• TASK TO CARRY OUT
Look below for lines that hold the string "time" and copy each one.

• Excerpts from an interface dataset
═══

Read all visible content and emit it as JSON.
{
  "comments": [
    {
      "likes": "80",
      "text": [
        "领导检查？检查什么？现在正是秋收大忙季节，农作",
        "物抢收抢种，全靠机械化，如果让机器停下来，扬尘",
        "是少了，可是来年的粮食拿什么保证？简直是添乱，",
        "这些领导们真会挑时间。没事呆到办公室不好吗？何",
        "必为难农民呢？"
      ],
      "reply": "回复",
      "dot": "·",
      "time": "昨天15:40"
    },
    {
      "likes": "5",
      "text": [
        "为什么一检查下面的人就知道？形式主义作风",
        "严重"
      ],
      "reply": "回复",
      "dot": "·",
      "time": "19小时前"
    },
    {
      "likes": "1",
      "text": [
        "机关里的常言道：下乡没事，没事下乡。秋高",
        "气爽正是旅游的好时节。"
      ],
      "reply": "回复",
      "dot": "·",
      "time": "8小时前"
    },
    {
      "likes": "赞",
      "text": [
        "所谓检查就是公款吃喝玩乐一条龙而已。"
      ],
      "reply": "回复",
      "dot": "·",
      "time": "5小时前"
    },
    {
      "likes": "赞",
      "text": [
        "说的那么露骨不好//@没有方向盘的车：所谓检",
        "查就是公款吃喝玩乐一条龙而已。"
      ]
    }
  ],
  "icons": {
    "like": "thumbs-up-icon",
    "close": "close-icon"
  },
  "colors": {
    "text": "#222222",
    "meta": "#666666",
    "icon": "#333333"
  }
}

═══

• EXERCISE OUTPUT
      "time": "昨天15:40"
      "time": "19小时前"
      "time": "8小时前"
      "time": "5小时前"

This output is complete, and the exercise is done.